[Items from an interface collection]
- - -

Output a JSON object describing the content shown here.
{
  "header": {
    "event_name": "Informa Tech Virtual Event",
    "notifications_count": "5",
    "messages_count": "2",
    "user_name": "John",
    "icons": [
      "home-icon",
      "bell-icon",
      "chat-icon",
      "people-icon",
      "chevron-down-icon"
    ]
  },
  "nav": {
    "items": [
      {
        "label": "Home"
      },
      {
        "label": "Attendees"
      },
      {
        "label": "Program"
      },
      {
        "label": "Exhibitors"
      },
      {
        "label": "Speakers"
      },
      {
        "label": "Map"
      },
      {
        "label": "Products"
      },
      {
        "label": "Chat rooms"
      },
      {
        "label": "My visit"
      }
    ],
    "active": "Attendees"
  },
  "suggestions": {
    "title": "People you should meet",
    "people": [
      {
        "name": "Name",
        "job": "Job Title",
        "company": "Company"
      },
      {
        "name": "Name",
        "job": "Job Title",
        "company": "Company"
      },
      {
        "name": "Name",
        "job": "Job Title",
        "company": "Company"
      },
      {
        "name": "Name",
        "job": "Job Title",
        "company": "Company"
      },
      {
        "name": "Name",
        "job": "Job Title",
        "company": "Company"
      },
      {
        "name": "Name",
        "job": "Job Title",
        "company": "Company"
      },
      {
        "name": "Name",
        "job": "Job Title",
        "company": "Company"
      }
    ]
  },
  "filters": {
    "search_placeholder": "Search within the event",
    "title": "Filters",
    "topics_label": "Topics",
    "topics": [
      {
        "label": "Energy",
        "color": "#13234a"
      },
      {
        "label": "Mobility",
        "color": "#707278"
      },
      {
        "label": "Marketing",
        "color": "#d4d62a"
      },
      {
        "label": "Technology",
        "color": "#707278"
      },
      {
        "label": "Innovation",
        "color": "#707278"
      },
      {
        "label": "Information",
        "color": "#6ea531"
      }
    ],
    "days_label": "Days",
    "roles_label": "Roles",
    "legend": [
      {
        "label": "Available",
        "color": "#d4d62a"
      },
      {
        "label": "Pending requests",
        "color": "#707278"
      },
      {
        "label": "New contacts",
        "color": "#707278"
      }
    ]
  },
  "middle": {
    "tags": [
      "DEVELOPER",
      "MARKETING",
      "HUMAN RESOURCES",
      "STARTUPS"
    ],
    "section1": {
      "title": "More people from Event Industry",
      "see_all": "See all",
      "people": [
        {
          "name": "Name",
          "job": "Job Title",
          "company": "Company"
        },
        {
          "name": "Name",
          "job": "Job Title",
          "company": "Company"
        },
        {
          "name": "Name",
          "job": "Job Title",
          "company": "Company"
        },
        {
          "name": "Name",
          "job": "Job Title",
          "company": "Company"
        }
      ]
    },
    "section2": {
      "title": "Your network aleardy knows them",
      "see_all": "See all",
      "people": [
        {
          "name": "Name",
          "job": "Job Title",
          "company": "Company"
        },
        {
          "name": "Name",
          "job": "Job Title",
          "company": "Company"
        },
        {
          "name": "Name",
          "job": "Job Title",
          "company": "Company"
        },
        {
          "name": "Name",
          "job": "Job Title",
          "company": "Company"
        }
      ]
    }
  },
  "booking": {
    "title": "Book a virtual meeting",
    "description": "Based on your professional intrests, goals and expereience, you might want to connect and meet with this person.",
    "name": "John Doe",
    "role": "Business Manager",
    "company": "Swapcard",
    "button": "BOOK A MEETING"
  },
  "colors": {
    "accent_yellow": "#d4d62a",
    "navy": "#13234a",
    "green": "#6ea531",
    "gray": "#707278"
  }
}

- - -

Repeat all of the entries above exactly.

Output a JSON object describing the content shown here.
{
  "header": {
    "event_name": "Informa Tech Virtual Event",
    "notifications_count": "5",
    "messages_count": "2",
    "user_name": "John",
    "icons": [
      "home-icon",
      "bell-icon",
      "chat-icon",
      "people-icon",
      "chevron-down-icon"
    ]
  },
  "nav": {
    "items": [
      {
        "label": "Home"
      },
      {
        "label": "Attendees"
      },
      {
        "label": "Program"
      },
      {
        "label": "Exhibitors"
      },
      {
        "label": "Speakers"
      },
      {
        "label": "Map"
      },
      {
        "label": "Products"
      },
      {
        "label": "Chat rooms"
      },
      {
        "label": "My visit"
      }
    ],
    "active": "Attendees"
  },
  "suggestions": {
    "title": "People you should meet",
    "people": [
      {
        "name": "Name",
        "job": "Job Title",
        "company": "Company"
      },
      {
        "name": "Name",
        "job": "Job Title",
        "company": "Company"
      },
      {
        "name": "Name",
        "job": "Job Title",
        "company": "Company"
      },
      {
        "name": "Name",
        "job": "Job Title",
        "company": "Company"
      },
      {
        "name": "Name",
        "job": "Job Title",
        "company": "Company"
      },
      {
        "name": "Name",
        "job": "Job Title",
        "company": "Company"
      },
      {
        "name": "Name",
        "job": "Job Title",
        "company": "Company"
      }
    ]
  },
  "filters": {
    "search_placeholder": "Search within the event",
    "title": "Filters",
    "topics_label": "Topics",
    "topics": [
      {
        "label": "Energy",
        "color": "#13234a"
      },
      {
        "label": "Mobility",
        "color": "#707278"
      },
      {
        "label": "Marketing",
        "color": "#d4d62a"
      },
      {
        "label": "Technology",
        "color": "#707278"
      },
      {
        "label": "Innovation",
        "color": "#707278"
      },
      {
        "label": "Information",
        "color": "#6ea531"
      }
    ],
    "days_label": "Days",
    "roles_label": "Roles",
    "legend": [
      {
        "label": "Available",
        "color": "#d4d62a"
      },
      {
        "label": "Pending requests",
        "color": "#707278"
      },
      {
        "label": "New contacts",
        "color": "#707278"
      }
    ]
  },
  "middle": {
    "tags": [
      "DEVELOPER",
      "MARKETING",
      "HUMAN RESOURCES",
      "STARTUPS"
    ],
    "section1": {
      "title": "More people from Event Industry",
      "see_all": "See all",
      "people": [
        {
          "name": "Name",
          "job": "Job Title",
          "company": "Company"
        },
        {
          "name": "Name",
          "job": "Job Title",
          "company": "Company"
        },
        {
          "name": "Name",
          "job": "Job Title",
          "company": "Company"
        },
        {
          "name": "Name",
          "job": "Job Title",
          "company": "Company"
        }
      ]
    },
    "section2": {
      "title": "Your network aleardy knows them",
      "see_all": "See all",
      "people": [
        {
          "name": "Name",
          "job": "Job Title",
          "company": "Company"
        },
        {
          "name": "Name",
          "job": "Job Title",
          "company": "Company"
        },
        {
          "name": "Name",
          "job": "Job Title",
          "company": "Company"
        },
        {
          "name": "Name",
          "job": "Job Title",
          "company": "Company"
        }
      ]
    }
  },
  "booking": {
    "title": "Book a virtual meeting",
    "description": "Based on your professional intrests, goals and expereience, you might want to connect and meet with this person.",
    "name": "John Doe",
    "role": "Business Manager",
    "company": "Swapcard",
    "button": "BOOK A MEETING"
  },
  "colors": {
    "accent_yellow": "#d4d62a",
    "navy": "#13234a",
    "green": "#6ea531",
    "gray": "#707278"
  }
}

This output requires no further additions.